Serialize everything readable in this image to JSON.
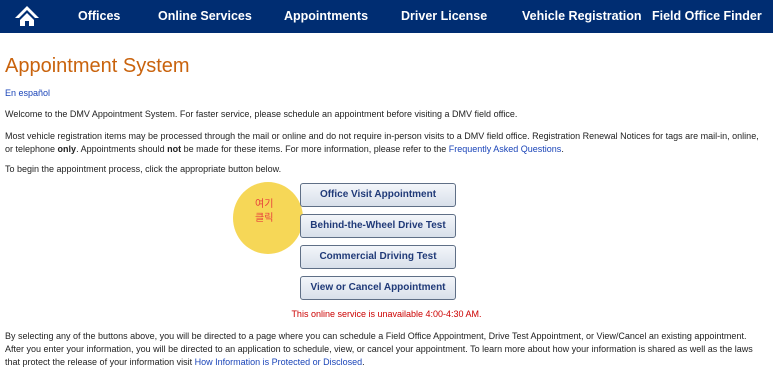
{
  "nav": {
    "home_icon": "home-icon",
    "items": [
      "Offices",
      "Online Services",
      "Appointments",
      "Driver License",
      "Vehicle Registration",
      "Field Office Finder"
    ]
  },
  "page": {
    "title": "Appointment System",
    "spanish_link": "En español",
    "intro": "Welcome to the DMV Appointment System. For faster service, please schedule an appointment before visiting a DMV field office.",
    "vehicle_p": {
      "part1": "Most vehicle registration items may be processed through the mail or online and do not require in-person visits to a DMV field office. Registration Renewal Notices for tags are mail-in, online, or telephone ",
      "bold1": "only",
      "part2": ". Appointments should ",
      "bold2": "not",
      "part3": " be made for these items. For more information, please refer to the ",
      "faq_link": "Frequently Asked Questions",
      "part4": "."
    },
    "begin_text": "To begin the appointment process, click the appropriate button below."
  },
  "annotation": {
    "line1": "여기",
    "line2": "클릭",
    "color": "#f6d757"
  },
  "buttons": [
    "Office Visit Appointment",
    "Behind-the-Wheel Drive Test",
    "Commercial Driving Test",
    "View or Cancel Appointment"
  ],
  "notice": "This online service is unavailable 4:00-4:30 AM.",
  "footer_p": {
    "text": "By selecting any of the buttons above, you will be directed to a page where you can schedule a Field Office Appointment, Drive Test Appointment, or View/Cancel an existing appointment. After you enter your information, you will be directed to an application to schedule, view, or cancel your appointment. To learn more about how your information is shared as well as the laws that protect the release of your information visit ",
    "link": "How Information is Protected or Disclosed",
    "end": "."
  },
  "colors": {
    "nav_bg": "#002d72",
    "title": "#c9630d",
    "link": "#1a44b8",
    "notice": "#cc0000"
  }
}
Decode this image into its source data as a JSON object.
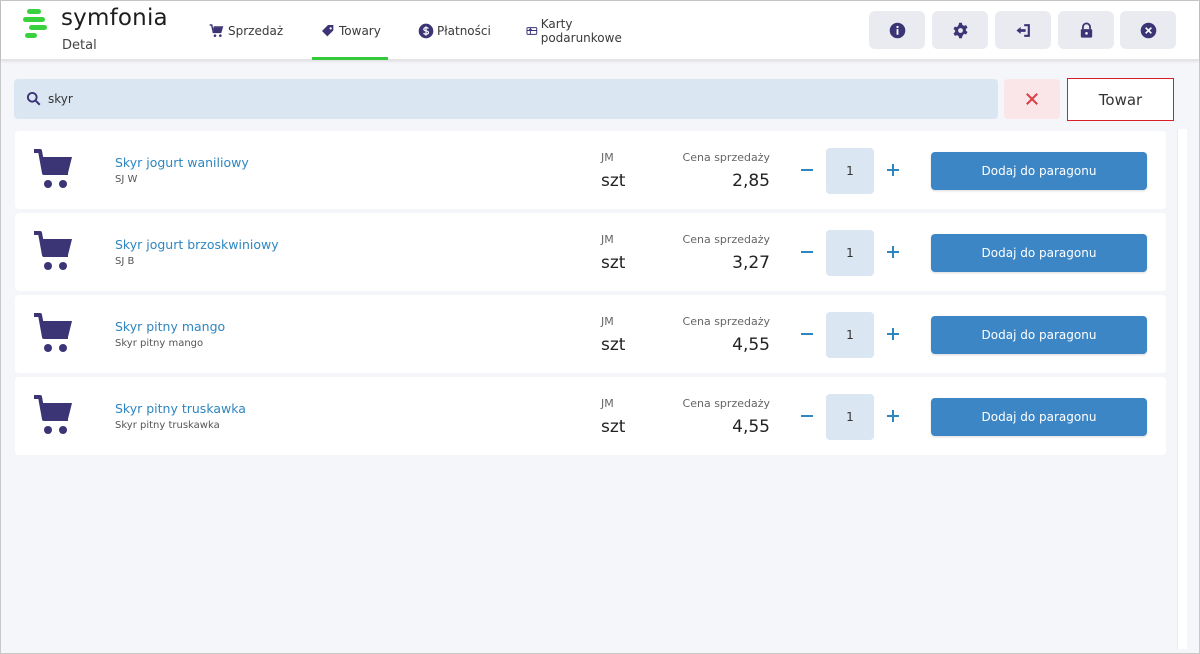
{
  "brand": {
    "name": "symfonia",
    "module": "Detal",
    "accent": "#3ad13f"
  },
  "nav": {
    "tabs": [
      {
        "label": "Sprzedaż",
        "icon": "cart-icon"
      },
      {
        "label": "Towary",
        "icon": "tag-icon",
        "active": true
      },
      {
        "label": "Płatności",
        "icon": "dollar-icon"
      },
      {
        "label": "Karty podarunkowe",
        "icon": "gift-card-icon"
      }
    ]
  },
  "header_buttons": [
    "info-icon",
    "gear-icon",
    "logout-icon",
    "lock-icon",
    "close-icon"
  ],
  "search": {
    "value": "skyr",
    "placeholder": ""
  },
  "mode_button": "Towar",
  "columns": {
    "unit_label": "JM",
    "price_label": "Cena sprzedaży"
  },
  "add_label": "Dodaj do paragonu",
  "products": [
    {
      "name": "Skyr jogurt waniliowy",
      "code": "SJ W",
      "unit": "szt",
      "price": "2,85",
      "qty": "1"
    },
    {
      "name": "Skyr jogurt brzoskwiniowy",
      "code": "SJ B",
      "unit": "szt",
      "price": "3,27",
      "qty": "1"
    },
    {
      "name": "Skyr pitny mango",
      "code": "Skyr pitny mango",
      "unit": "szt",
      "price": "4,55",
      "qty": "1"
    },
    {
      "name": "Skyr pitny truskawka",
      "code": "Skyr pitny truskawka",
      "unit": "szt",
      "price": "4,55",
      "qty": "1"
    }
  ],
  "colors": {
    "icon": "#3b3576",
    "link": "#2e86c1",
    "button": "#3d86c6",
    "highlight_border": "#d71f26"
  }
}
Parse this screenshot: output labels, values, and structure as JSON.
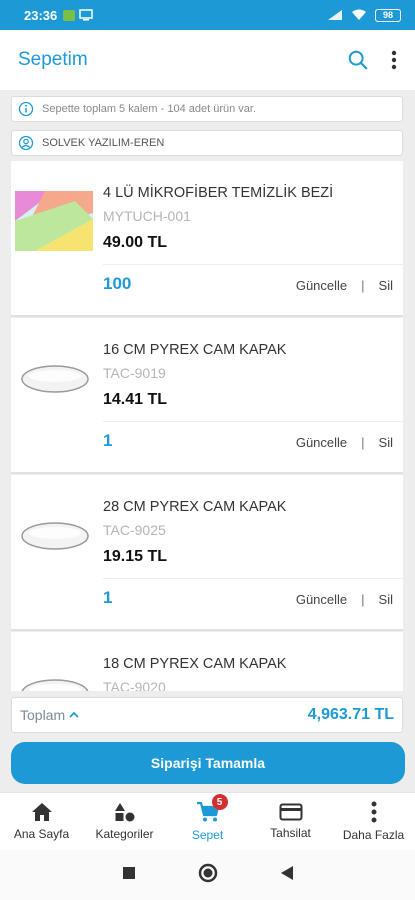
{
  "status_bar": {
    "time": "23:36",
    "battery": "98"
  },
  "app_bar": {
    "title": "Sepetim"
  },
  "info": {
    "summary": "Sepette toplam 5 kalem - 104 adet ürün var.",
    "customer": "SOLVEK YAZILIM-EREN"
  },
  "items": [
    {
      "name": "4 LÜ MİKROFİBER TEMİZLİK BEZİ",
      "code": "MYTUCH-001",
      "price": "49.00 TL",
      "qty": "100"
    },
    {
      "name": "16 CM PYREX CAM KAPAK",
      "code": "TAC-9019",
      "price": "14.41 TL",
      "qty": "1"
    },
    {
      "name": "28 CM PYREX CAM KAPAK",
      "code": "TAC-9025",
      "price": "19.15 TL",
      "qty": "1"
    },
    {
      "name": "18 CM PYREX CAM KAPAK",
      "code": "TAC-9020",
      "price": "",
      "qty": ""
    }
  ],
  "item_actions": {
    "update": "Güncelle",
    "separator": "|",
    "delete": "Sil"
  },
  "total": {
    "label": "Toplam",
    "value": "4,963.71 TL"
  },
  "complete_button": "Siparişi Tamamla",
  "bottom_nav": [
    {
      "label": "Ana Sayfa",
      "icon": "home-icon"
    },
    {
      "label": "Kategoriler",
      "icon": "categories-icon"
    },
    {
      "label": "Sepet",
      "icon": "cart-icon",
      "badge": "5",
      "active": true
    },
    {
      "label": "Tahsilat",
      "icon": "card-icon"
    },
    {
      "label": "Daha Fazla",
      "icon": "more-vert-icon"
    }
  ],
  "colors": {
    "accent": "#1d9ad6",
    "badge": "#d32f2f"
  }
}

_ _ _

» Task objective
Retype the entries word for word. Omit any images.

» Your response
Serialize everything readable in this image to JSON.
{
  "nav": {
    "home_icon": "home-icon",
    "items": [
      "Offices",
      "Online Services",
      "Appointments",
      "Driver License",
      "Vehicle Registration",
      "Field Office Finder"
    ]
  },
  "page": {
    "title": "Appointment System",
    "spanish_link": "En español",
    "intro": "Welcome to the DMV Appointment System. For faster service, please schedule an appointment before visiting a DMV field office.",
    "vehicle_p": {
      "part1": "Most vehicle registration items may be processed through the mail or online and do not require in-person visits to a DMV field office. Registration Renewal Notices for tags are mail-in, online, or telephone ",
      "bold1": "only",
      "part2": ". Appointments should ",
      "bold2": "not",
      "part3": " be made for these items. For more information, please refer to the ",
      "faq_link": "Frequently Asked Questions",
      "part4": "."
    },
    "begin_text": "To begin the appointment process, click the appropriate button below."
  },
  "annotation": {
    "line1": "여기",
    "line2": "클릭",
    "color": "#f6d757"
  },
  "buttons": [
    "Office Visit Appointment",
    "Behind-the-Wheel Drive Test",
    "Commercial Driving Test",
    "View or Cancel Appointment"
  ],
  "notice": "This online service is unavailable 4:00-4:30 AM.",
  "footer_p": {
    "text": "By selecting any of the buttons above, you will be directed to a page where you can schedule a Field Office Appointment, Drive Test Appointment, or View/Cancel an existing appointment. After you enter your information, you will be directed to an application to schedule, view, or cancel your appointment. To learn more about how your information is shared as well as the laws that protect the release of your information visit ",
    "link": "How Information is Protected or Disclosed",
    "end": "."
  },
  "colors": {
    "nav_bg": "#002d72",
    "title": "#c9630d",
    "link": "#1a44b8",
    "notice": "#cc0000"
  }
}
Decode this image into its source data as a JSON object.
{
  "brand": {
    "name": "symfonia",
    "module": "Detal",
    "accent": "#3ad13f"
  },
  "nav": {
    "tabs": [
      {
        "label": "Sprzedaż",
        "icon": "cart-icon"
      },
      {
        "label": "Towary",
        "icon": "tag-icon",
        "active": true
      },
      {
        "label": "Płatności",
        "icon": "dollar-icon"
      },
      {
        "label": "Karty podarunkowe",
        "icon": "gift-card-icon"
      }
    ]
  },
  "header_buttons": [
    "info-icon",
    "gear-icon",
    "logout-icon",
    "lock-icon",
    "close-icon"
  ],
  "search": {
    "value": "skyr",
    "placeholder": ""
  },
  "mode_button": "Towar",
  "columns": {
    "unit_label": "JM",
    "price_label": "Cena sprzedaży"
  },
  "add_label": "Dodaj do paragonu",
  "products": [
    {
      "name": "Skyr jogurt waniliowy",
      "code": "SJ W",
      "unit": "szt",
      "price": "2,85",
      "qty": "1"
    },
    {
      "name": "Skyr jogurt brzoskwiniowy",
      "code": "SJ B",
      "unit": "szt",
      "price": "3,27",
      "qty": "1"
    },
    {
      "name": "Skyr pitny mango",
      "code": "Skyr pitny mango",
      "unit": "szt",
      "price": "4,55",
      "qty": "1"
    },
    {
      "name": "Skyr pitny truskawka",
      "code": "Skyr pitny truskawka",
      "unit": "szt",
      "price": "4,55",
      "qty": "1"
    }
  ],
  "colors": {
    "icon": "#3b3576",
    "link": "#2e86c1",
    "button": "#3d86c6",
    "highlight_border": "#d71f26"
  }
}
Parse this screenshot: output labels, values, and structure as JSON.
{
  "status_bar": {
    "time": "23:36",
    "battery": "98"
  },
  "app_bar": {
    "title": "Sepetim"
  },
  "info": {
    "summary": "Sepette toplam 5 kalem - 104 adet ürün var.",
    "customer": "SOLVEK YAZILIM-EREN"
  },
  "items": [
    {
      "name": "4 LÜ MİKROFİBER TEMİZLİK BEZİ",
      "code": "MYTUCH-001",
      "price": "49.00 TL",
      "qty": "100"
    },
    {
      "name": "16 CM PYREX CAM KAPAK",
      "code": "TAC-9019",
      "price": "14.41 TL",
      "qty": "1"
    },
    {
      "name": "28 CM PYREX CAM KAPAK",
      "code": "TAC-9025",
      "price": "19.15 TL",
      "qty": "1"
    },
    {
      "name": "18 CM PYREX CAM KAPAK",
      "code": "TAC-9020",
      "price": "",
      "qty": ""
    }
  ],
  "item_actions": {
    "update": "Güncelle",
    "separator": "|",
    "delete": "Sil"
  },
  "total": {
    "label": "Toplam",
    "value": "4,963.71 TL"
  },
  "complete_button": "Siparişi Tamamla",
  "bottom_nav": [
    {
      "label": "Ana Sayfa",
      "icon": "home-icon"
    },
    {
      "label": "Kategoriler",
      "icon": "categories-icon"
    },
    {
      "label": "Sepet",
      "icon": "cart-icon",
      "badge": "5",
      "active": true
    },
    {
      "label": "Tahsilat",
      "icon": "card-icon"
    },
    {
      "label": "Daha Fazla",
      "icon": "more-vert-icon"
    }
  ],
  "colors": {
    "accent": "#1d9ad6",
    "badge": "#d32f2f"
  }
}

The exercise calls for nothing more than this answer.